Best Practices of Cutting Porcelain

If this is your first time, you might want to be on the safe side: Buy a little more tile than you think you'll need. (If you don't wind up using it, you can frame the extra tiles with wood and turn them into coasters or trivets that match the decor.)

First, let's look at the best method of score-and-snap tile cutting, the easiest and fastest way to handle straight cuts. Mark the cut on the tile, of course. Then place it in the cutter, and -- depending on the model -- push or pull the blade over the tile.

People run into problems with tile cutters when the cuts become erratic, leading to uneven edges and chipped tile. You can prevent this in a few ways. First, check the alignment of the cutter periodically. Second, use a paintbrush to run a line of light oil along your planned cut -- that will help the blade score the tile smoothly [source: Byrne]. Just remember that the oil can keep your adhesive from sticking, so wipe off all the tiles before setting them.
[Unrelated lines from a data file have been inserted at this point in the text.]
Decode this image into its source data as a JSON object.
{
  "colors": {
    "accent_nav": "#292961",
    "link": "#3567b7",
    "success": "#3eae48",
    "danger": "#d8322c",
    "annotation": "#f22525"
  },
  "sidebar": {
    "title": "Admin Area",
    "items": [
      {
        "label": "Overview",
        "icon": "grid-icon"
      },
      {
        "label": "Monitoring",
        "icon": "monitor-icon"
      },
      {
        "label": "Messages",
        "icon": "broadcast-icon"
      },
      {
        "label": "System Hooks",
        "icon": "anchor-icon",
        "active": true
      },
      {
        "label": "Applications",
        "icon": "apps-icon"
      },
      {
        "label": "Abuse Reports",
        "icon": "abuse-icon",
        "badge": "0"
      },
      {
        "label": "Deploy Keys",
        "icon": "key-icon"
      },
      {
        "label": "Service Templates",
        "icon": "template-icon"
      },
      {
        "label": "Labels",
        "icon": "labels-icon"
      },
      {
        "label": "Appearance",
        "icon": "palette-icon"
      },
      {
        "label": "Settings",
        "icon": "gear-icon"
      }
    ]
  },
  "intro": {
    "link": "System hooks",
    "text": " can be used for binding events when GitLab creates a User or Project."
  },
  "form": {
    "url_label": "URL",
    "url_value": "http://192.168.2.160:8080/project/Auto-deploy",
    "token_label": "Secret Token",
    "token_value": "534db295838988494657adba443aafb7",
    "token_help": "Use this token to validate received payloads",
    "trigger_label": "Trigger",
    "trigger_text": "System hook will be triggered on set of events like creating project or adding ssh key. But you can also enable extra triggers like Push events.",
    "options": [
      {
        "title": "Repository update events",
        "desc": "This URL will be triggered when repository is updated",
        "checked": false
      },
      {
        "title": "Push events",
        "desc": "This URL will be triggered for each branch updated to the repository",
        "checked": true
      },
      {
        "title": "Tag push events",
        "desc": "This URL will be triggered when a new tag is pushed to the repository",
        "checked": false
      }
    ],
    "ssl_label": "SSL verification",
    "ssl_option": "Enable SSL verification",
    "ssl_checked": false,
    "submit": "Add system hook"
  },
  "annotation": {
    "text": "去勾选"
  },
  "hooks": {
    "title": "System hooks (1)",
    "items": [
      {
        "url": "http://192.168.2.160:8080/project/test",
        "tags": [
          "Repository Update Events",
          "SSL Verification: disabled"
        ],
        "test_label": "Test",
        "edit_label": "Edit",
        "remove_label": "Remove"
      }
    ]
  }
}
To make L-cuts or diagonals, you'll need to use a wet saw. Mark the planned cut on the tile carefully with a ruler and a grease pencil. The saw has a guide called a rip fence, which helps you measure and straighten your cut. See the scales at each end? Use them to help you align the tile.

Now that you've aligned the tile with the rip fence, turn on the saw. Guide the tile gently and carefully toward the blade. Don't push hard, and don't keep moving the tile once the blade has cleared it. After you've made the cut, turn off the saw and take the tile out.

Take a look at the cut you've made. Is it clean? Great. If there are chips, you can smooth the cut out with a second pass from the saw.

One DIY expert notes that you may see some light scorch marks on the cut edge of the tile. (Even a wet saw creates a lot of friction when it passes through porcelain.) Fortunately, grout usually covers that sort of scar [source: Staggs].

As you might imagine, if a blade can leave burn marks even when it's passing through a cooling pan of water, it's traveling pretty fast, and that can be dangerous. Don't even think of starting your project before you've read the next page, where we look at safety tips for cutting porcelain.